"Boris Johnson toured the factory around December time, so I wonder if that's raised the profile, as it's where they make the Oxford vaccine."

Image source, Google
Image caption,
The Wrexham plant has the capability to produce about 300 million doses of the vaccine a year

Dave Picken, 53, who lives near Wrexham Industrial Estate, said: "We've seen lots of police cars and a fire engine.

"Bomb disposal are here with a robot.
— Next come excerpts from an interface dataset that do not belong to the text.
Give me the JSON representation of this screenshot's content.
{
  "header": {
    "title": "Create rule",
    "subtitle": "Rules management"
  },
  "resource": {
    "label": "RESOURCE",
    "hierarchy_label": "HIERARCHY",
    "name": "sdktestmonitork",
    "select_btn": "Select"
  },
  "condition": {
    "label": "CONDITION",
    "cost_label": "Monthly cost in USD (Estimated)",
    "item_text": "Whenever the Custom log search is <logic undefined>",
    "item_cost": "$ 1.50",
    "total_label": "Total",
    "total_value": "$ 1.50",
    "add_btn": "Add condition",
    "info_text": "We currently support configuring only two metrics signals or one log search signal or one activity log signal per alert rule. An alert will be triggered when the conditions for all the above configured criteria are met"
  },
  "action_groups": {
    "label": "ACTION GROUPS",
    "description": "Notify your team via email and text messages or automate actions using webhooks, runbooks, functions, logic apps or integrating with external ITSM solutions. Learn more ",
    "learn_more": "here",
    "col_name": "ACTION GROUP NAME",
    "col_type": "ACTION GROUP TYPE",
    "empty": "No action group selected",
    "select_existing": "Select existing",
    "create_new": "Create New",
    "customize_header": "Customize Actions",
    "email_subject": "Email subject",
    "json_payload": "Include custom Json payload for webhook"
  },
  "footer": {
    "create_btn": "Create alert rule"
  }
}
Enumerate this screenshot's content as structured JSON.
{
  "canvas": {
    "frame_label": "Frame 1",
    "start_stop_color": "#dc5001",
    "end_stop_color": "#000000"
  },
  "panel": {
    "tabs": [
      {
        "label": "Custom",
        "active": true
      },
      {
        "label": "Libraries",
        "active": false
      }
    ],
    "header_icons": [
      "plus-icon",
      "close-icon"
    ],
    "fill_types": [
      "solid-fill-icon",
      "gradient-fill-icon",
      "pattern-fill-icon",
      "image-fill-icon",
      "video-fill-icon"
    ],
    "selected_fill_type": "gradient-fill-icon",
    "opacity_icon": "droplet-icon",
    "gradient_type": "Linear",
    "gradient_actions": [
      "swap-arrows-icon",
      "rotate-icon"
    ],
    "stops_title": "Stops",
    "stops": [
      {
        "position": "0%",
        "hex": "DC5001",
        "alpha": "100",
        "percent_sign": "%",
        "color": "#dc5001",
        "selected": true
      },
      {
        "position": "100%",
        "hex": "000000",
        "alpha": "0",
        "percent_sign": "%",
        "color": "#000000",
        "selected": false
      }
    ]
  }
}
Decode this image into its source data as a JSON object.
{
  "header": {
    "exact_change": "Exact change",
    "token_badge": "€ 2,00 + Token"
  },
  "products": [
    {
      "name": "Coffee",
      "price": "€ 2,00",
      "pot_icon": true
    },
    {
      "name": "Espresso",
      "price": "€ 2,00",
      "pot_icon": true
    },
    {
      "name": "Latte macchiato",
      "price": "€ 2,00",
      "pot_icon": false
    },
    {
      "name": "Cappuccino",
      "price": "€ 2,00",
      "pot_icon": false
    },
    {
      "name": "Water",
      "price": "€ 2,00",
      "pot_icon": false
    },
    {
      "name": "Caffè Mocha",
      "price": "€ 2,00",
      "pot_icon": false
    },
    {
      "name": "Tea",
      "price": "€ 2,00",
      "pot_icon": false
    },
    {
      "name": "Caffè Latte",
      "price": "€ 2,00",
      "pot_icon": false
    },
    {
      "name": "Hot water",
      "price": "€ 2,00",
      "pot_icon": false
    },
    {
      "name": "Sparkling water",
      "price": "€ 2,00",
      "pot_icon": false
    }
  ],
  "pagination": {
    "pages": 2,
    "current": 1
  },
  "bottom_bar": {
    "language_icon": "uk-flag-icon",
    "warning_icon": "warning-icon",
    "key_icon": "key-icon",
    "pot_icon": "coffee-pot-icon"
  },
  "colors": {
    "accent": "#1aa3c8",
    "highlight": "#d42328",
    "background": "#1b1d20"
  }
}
We were closer to the factory but police told us to move and cordoned off a bigger area.

"I did ask an officer how big the bomb is but he said he couldn't say it's a bomb."

Image source, AFP
Image caption,
Prime Minister Boris Johnson saw the production line for vaccines when he visited the factory

Visiting the plant in November, Prime Minister Boris Johnson it could provide "salvation for humanity".

Wockhardt UK entered an agreement in August to help prepare the vaccine for distribution.

When the company's contract was announced, Ravi Limaye, managing director, said: "We are immensely proud to have been selected to partner with the UK government on this project.

"We have a sophisticated sterile manufacturing facility and a highly skilled workforce."

On Thursday, Wrexham council leader Mark Pritchard said teams had worked to ensure the vaccine was not lost in the floods.

The Welsh Government said there had been "no adverse effects" on the coronavirus vaccine roll-out.